TASK INSTRUCTIONS: Of the lines below, copy those that hold the word "backpack".

EXERCISE INPUT Start Marker

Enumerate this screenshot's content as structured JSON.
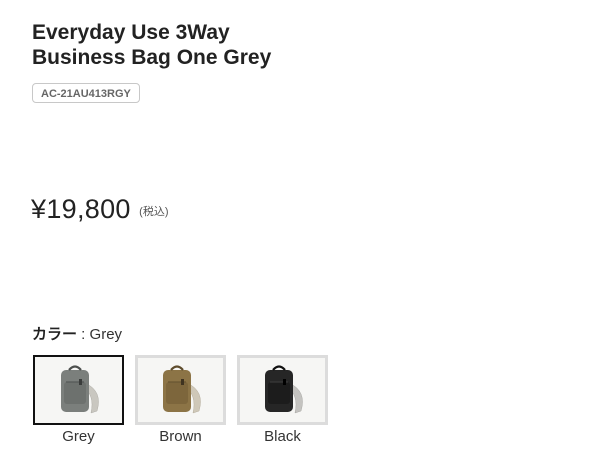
{
  "product": {
    "title_line1": "Everyday Use 3Way",
    "title_line2": "Business Bag One Grey",
    "sku": "AC-21AU413RGY",
    "price": "¥19,800",
    "tax_note": "(税込)"
  },
  "color_selector": {
    "label": "カラー",
    "separator": " : ",
    "selected": "Grey",
    "options": [
      {
        "name": "Grey",
        "icon": "backpack-grey-image",
        "color": "#7b7f7c",
        "selected": true
      },
      {
        "name": "Brown",
        "icon": "backpack-brown-image",
        "color": "#8c7446",
        "selected": false
      },
      {
        "name": "Black",
        "icon": "backpack-black-image",
        "color": "#262626",
        "selected": false
      }
    ]
  },
  "colors": {
    "text": "#222222",
    "selected_border": "#111111",
    "unselected_border": "#dcdcdc"
  }
}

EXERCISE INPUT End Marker

EXERCISE RESULT:
        "icon": "backpack-grey-image",
        "icon": "backpack-brown-image",
        "icon": "backpack-black-image",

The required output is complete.